• _Task brief_
Word for word, copy the entire listing.

++++

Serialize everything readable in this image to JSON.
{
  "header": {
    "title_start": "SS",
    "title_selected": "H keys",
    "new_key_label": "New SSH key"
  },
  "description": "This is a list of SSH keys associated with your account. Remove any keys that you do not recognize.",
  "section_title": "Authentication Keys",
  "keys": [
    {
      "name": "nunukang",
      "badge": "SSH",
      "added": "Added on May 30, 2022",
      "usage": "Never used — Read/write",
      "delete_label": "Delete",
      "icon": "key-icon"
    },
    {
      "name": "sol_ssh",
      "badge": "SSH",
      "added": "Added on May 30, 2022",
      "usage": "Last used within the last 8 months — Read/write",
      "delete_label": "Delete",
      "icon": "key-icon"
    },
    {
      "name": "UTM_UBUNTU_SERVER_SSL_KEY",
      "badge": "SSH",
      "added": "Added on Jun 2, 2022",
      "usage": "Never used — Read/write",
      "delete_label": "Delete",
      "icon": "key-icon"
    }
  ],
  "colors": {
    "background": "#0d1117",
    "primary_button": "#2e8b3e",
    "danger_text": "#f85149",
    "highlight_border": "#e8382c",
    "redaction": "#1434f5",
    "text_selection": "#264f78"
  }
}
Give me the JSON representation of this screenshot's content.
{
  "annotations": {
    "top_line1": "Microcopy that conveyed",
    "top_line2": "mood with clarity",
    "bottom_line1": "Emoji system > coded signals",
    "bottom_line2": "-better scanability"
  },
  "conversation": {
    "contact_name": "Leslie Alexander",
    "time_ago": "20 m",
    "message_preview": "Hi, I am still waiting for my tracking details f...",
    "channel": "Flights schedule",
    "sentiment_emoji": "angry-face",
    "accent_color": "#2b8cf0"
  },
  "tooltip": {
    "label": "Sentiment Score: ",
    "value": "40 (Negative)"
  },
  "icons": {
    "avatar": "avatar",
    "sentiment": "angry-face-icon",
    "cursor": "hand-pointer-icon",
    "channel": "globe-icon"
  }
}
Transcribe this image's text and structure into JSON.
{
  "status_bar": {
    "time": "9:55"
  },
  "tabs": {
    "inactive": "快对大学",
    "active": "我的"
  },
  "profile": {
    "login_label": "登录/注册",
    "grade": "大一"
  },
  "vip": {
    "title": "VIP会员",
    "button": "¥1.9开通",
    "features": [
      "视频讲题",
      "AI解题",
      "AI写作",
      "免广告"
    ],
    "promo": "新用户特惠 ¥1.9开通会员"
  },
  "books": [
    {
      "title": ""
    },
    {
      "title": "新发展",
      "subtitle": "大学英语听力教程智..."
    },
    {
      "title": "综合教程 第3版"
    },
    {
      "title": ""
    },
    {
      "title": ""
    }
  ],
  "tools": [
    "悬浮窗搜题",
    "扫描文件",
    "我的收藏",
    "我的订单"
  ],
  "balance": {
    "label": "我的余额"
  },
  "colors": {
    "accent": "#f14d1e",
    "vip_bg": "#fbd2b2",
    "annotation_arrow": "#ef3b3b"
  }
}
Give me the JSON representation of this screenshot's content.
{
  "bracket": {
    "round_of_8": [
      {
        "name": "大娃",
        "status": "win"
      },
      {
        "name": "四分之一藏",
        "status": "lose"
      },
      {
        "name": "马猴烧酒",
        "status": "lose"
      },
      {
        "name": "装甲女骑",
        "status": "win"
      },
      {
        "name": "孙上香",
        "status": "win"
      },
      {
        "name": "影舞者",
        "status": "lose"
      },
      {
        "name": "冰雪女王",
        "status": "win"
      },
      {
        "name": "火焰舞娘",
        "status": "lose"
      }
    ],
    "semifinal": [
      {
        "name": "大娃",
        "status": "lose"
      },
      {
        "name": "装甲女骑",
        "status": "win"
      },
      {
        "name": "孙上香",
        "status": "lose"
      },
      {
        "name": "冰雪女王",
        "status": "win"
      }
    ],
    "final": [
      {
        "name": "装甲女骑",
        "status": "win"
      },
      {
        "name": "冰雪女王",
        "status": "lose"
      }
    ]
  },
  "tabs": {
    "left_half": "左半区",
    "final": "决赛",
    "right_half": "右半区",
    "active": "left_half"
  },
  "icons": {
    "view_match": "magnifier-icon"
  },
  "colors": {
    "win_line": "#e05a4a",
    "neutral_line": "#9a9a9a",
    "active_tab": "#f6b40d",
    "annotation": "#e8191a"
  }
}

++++

• _Problem solution_
Serialize everything readable in this image to JSON.
{
  "header": {
    "title_start": "SS",
    "title_selected": "H keys",
    "new_key_label": "New SSH key"
  },
  "description": "This is a list of SSH keys associated with your account. Remove any keys that you do not recognize.",
  "section_title": "Authentication Keys",
  "keys": [
    {
      "name": "nunukang",
      "badge": "SSH",
      "added": "Added on May 30, 2022",
      "usage": "Never used — Read/write",
      "delete_label": "Delete",
      "icon": "key-icon"
    },
    {
      "name": "sol_ssh",
      "badge": "SSH",
      "added": "Added on May 30, 2022",
      "usage": "Last used within the last 8 months — Read/write",
      "delete_label": "Delete",
      "icon": "key-icon"
    },
    {
      "name": "UTM_UBUNTU_SERVER_SSL_KEY",
      "badge": "SSH",
      "added": "Added on Jun 2, 2022",
      "usage": "Never used — Read/write",
      "delete_label": "Delete",
      "icon": "key-icon"
    }
  ],
  "colors": {
    "background": "#0d1117",
    "primary_button": "#2e8b3e",
    "danger_text": "#f85149",
    "highlight_border": "#e8382c",
    "redaction": "#1434f5",
    "text_selection": "#264f78"
  }
}
Give me the JSON representation of this screenshot's content.
{
  "annotations": {
    "top_line1": "Microcopy that conveyed",
    "top_line2": "mood with clarity",
    "bottom_line1": "Emoji system > coded signals",
    "bottom_line2": "-better scanability"
  },
  "conversation": {
    "contact_name": "Leslie Alexander",
    "time_ago": "20 m",
    "message_preview": "Hi, I am still waiting for my tracking details f...",
    "channel": "Flights schedule",
    "sentiment_emoji": "angry-face",
    "accent_color": "#2b8cf0"
  },
  "tooltip": {
    "label": "Sentiment Score: ",
    "value": "40 (Negative)"
  },
  "icons": {
    "avatar": "avatar",
    "sentiment": "angry-face-icon",
    "cursor": "hand-pointer-icon",
    "channel": "globe-icon"
  }
}
Transcribe this image's text and structure into JSON.
{
  "status_bar": {
    "time": "9:55"
  },
  "tabs": {
    "inactive": "快对大学",
    "active": "我的"
  },
  "profile": {
    "login_label": "登录/注册",
    "grade": "大一"
  },
  "vip": {
    "title": "VIP会员",
    "button": "¥1.9开通",
    "features": [
      "视频讲题",
      "AI解题",
      "AI写作",
      "免广告"
    ],
    "promo": "新用户特惠 ¥1.9开通会员"
  },
  "books": [
    {
      "title": ""
    },
    {
      "title": "新发展",
      "subtitle": "大学英语听力教程智..."
    },
    {
      "title": "综合教程 第3版"
    },
    {
      "title": ""
    },
    {
      "title": ""
    }
  ],
  "tools": [
    "悬浮窗搜题",
    "扫描文件",
    "我的收藏",
    "我的订单"
  ],
  "balance": {
    "label": "我的余额"
  },
  "colors": {
    "accent": "#f14d1e",
    "vip_bg": "#fbd2b2",
    "annotation_arrow": "#ef3b3b"
  }
}
Give me the JSON representation of this screenshot's content.
{
  "bracket": {
    "round_of_8": [
      {
        "name": "大娃",
        "status": "win"
      },
      {
        "name": "四分之一藏",
        "status": "lose"
      },
      {
        "name": "马猴烧酒",
        "status": "lose"
      },
      {
        "name": "装甲女骑",
        "status": "win"
      },
      {
        "name": "孙上香",
        "status": "win"
      },
      {
        "name": "影舞者",
        "status": "lose"
      },
      {
        "name": "冰雪女王",
        "status": "win"
      },
      {
        "name": "火焰舞娘",
        "status": "lose"
      }
    ],
    "semifinal": [
      {
        "name": "大娃",
        "status": "lose"
      },
      {
        "name": "装甲女骑",
        "status": "win"
      },
      {
        "name": "孙上香",
        "status": "lose"
      },
      {
        "name": "冰雪女王",
        "status": "win"
      }
    ],
    "final": [
      {
        "name": "装甲女骑",
        "status": "win"
      },
      {
        "name": "冰雪女王",
        "status": "lose"
      }
    ]
  },
  "tabs": {
    "left_half": "左半区",
    "final": "决赛",
    "right_half": "右半区",
    "active": "left_half"
  },
  "icons": {
    "view_match": "magnifier-icon"
  },
  "colors": {
    "win_line": "#e05a4a",
    "neutral_line": "#9a9a9a",
    "active_tab": "#f6b40d",
    "annotation": "#e8191a"
  }
}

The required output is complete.